» **RECORDS PROVIDED**

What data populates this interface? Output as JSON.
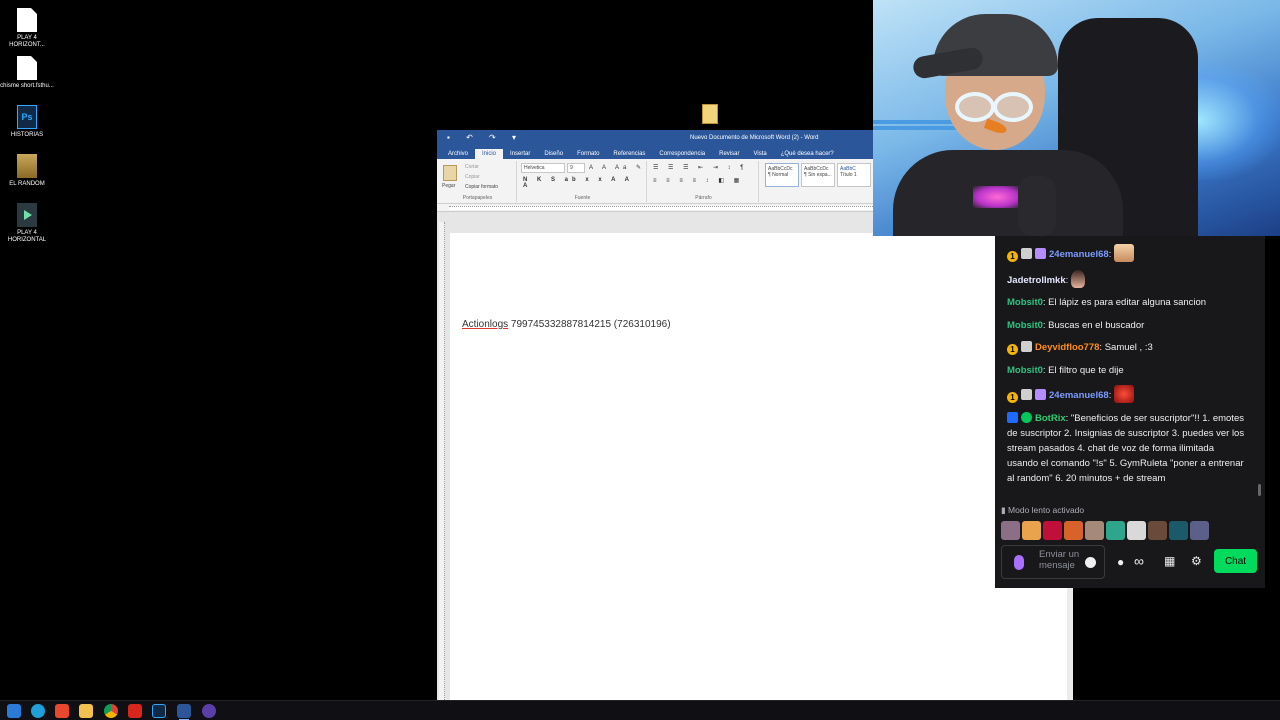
{
  "desktop": {
    "icons": [
      {
        "label": "PLAY 4 HORIZONT...",
        "icon": "file-icon"
      },
      {
        "label": "chisme short.fsthu...",
        "icon": "file-icon"
      },
      {
        "label": "HISTORIAS",
        "icon": "photoshop-icon"
      },
      {
        "label": "EL RANDOM",
        "icon": "archive-icon"
      },
      {
        "label": "PLAY 4 HORIZONTAL",
        "icon": "video-icon"
      }
    ],
    "ps_glyph": "Ps"
  },
  "word": {
    "title": "Nuevo Documento de Microsoft Word (2) - Word",
    "tabs": [
      "Archivo",
      "Inicio",
      "Insertar",
      "Diseño",
      "Formato",
      "Referencias",
      "Correspondencia",
      "Revisar",
      "Vista",
      "¿Qué desea hacer?"
    ],
    "active_tab": "Inicio",
    "clipboard": {
      "paste": "Pegar",
      "cut": "Cortar",
      "copy": "Copiar",
      "format_painter": "Copiar formato",
      "group": "Portapapeles"
    },
    "font": {
      "name": "Helvetica",
      "size": "9",
      "group": "Fuente"
    },
    "paragraph_group": "Párrafo",
    "styles": [
      {
        "preview": "AaBbCcDc",
        "name": "¶ Normal"
      },
      {
        "preview": "AaBbCcDc",
        "name": "¶ Sin espa..."
      },
      {
        "preview": "AaBbC",
        "name": "Título 1"
      }
    ],
    "document": {
      "word1": "Actionlogs",
      "rest": " 799745332887814215 (726310196)"
    }
  },
  "chat": {
    "messages": [
      {
        "user": "24emanuel68",
        "color": "#7c9cff",
        "badges": [
          "gold",
          "face",
          "gift"
        ],
        "text": "",
        "emote": "face"
      },
      {
        "user": "Jadetrollmkk",
        "color": "#e6e6ff",
        "badges": [],
        "text": "",
        "emote": "hand"
      },
      {
        "user": "Mobsit0",
        "color": "#2ec27e",
        "badges": [],
        "text": "El lápiz es para editar alguna sancion"
      },
      {
        "user": "Mobsit0",
        "color": "#2ec27e",
        "badges": [],
        "text": "Buscas en el buscador"
      },
      {
        "user": "Deyvidfloo778",
        "color": "#ff8c1a",
        "badges": [
          "gold",
          "face"
        ],
        "text": "Samuel , :3"
      },
      {
        "user": "Mobsit0",
        "color": "#2ec27e",
        "badges": [],
        "text": "El filtro que te dije"
      },
      {
        "user": "24emanuel68",
        "color": "#7c9cff",
        "badges": [
          "gold",
          "face",
          "gift"
        ],
        "text": "",
        "emote": "red"
      },
      {
        "user": "BotRix",
        "color": "#2ecc71",
        "badges": [
          "mod",
          "verif"
        ],
        "text": "\"Beneficios de ser suscriptor\"!! 1. emotes de suscriptor 2. Insignias de suscriptor 3. puedes ver los stream pasados 4. chat de voz de forma ilimitada usando el comando \"!s\" 5. GymRuleta \"poner a entrenar al random\" 6. 20 minutos + de stream"
      }
    ],
    "slow_mode": "Modo lento activado",
    "input_placeholder": "Enviar un mensaje",
    "send_label": "Chat",
    "colors": {
      "accent": "#00db5e",
      "background": "#18181b",
      "mic": "#a970ff"
    }
  },
  "taskbar": {
    "icons": [
      "start-icon",
      "edge-icon",
      "brave-icon",
      "explorer-icon",
      "chrome-icon",
      "capcut-icon",
      "photoshop-icon",
      "word-icon",
      "obs-icon"
    ],
    "active": "word-icon"
  }
}
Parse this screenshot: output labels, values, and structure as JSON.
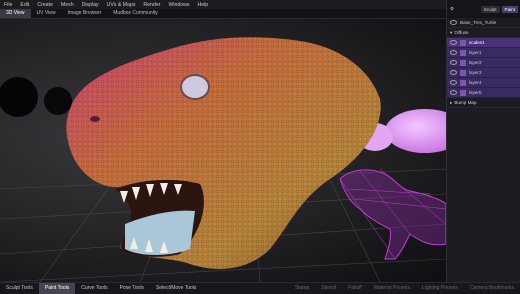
{
  "menu": {
    "items": [
      "File",
      "Edit",
      "Create",
      "Mesh",
      "Display",
      "UVs & Maps",
      "Render",
      "Windows",
      "Help"
    ]
  },
  "tabs": {
    "items": [
      "3D View",
      "UV View",
      "Image Browser",
      "Mudbox Community"
    ],
    "active": 0
  },
  "right_panel": {
    "tabs": [
      "Sculpt",
      "Paint"
    ],
    "active_tab": 1,
    "layers": [
      {
        "label": "Base_Trex_Turtle"
      },
      {
        "label": "Diffuse"
      },
      {
        "label": "scales1"
      },
      {
        "label": "layer1"
      },
      {
        "label": "layer2"
      },
      {
        "label": "layer3"
      },
      {
        "label": "layer4"
      },
      {
        "label": "layer5"
      },
      {
        "label": "Bump Map"
      }
    ]
  },
  "bottom": {
    "tools": [
      "Sculpt Tools",
      "Paint Tools",
      "Curve Tools",
      "Pose Tools",
      "Select/Move Tools"
    ],
    "active": 1,
    "extra": [
      "Stamp",
      "Stencil",
      "Falloff",
      "Material Presets",
      "Lighting Presets",
      "Camera Bookmarks"
    ]
  },
  "colors": {
    "accent": "#6b3fb0",
    "selection": "#4b3278",
    "wireframe": "#c23bd6"
  }
}
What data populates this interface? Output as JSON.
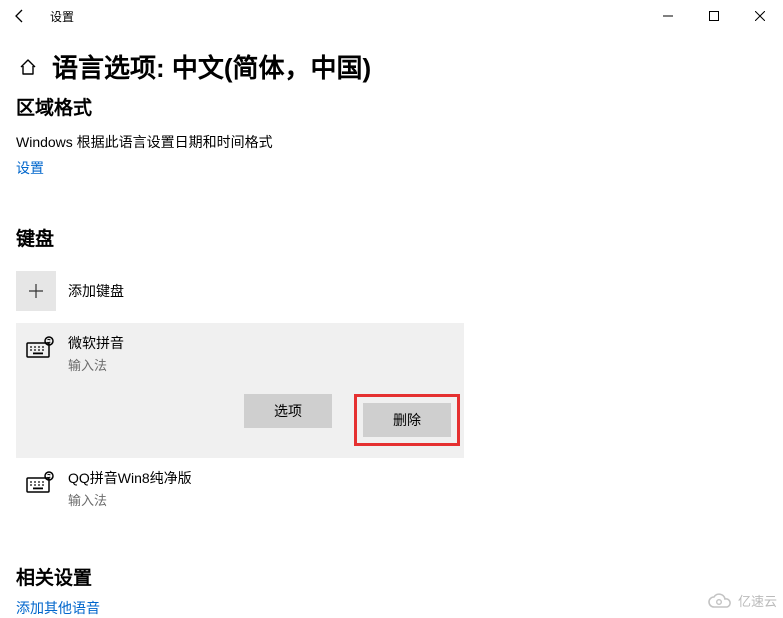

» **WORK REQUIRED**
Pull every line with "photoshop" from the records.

» **RESULT FOR THIS EXERCISE**
        "icon": "photoshop-icon"
      "photoshop-icon",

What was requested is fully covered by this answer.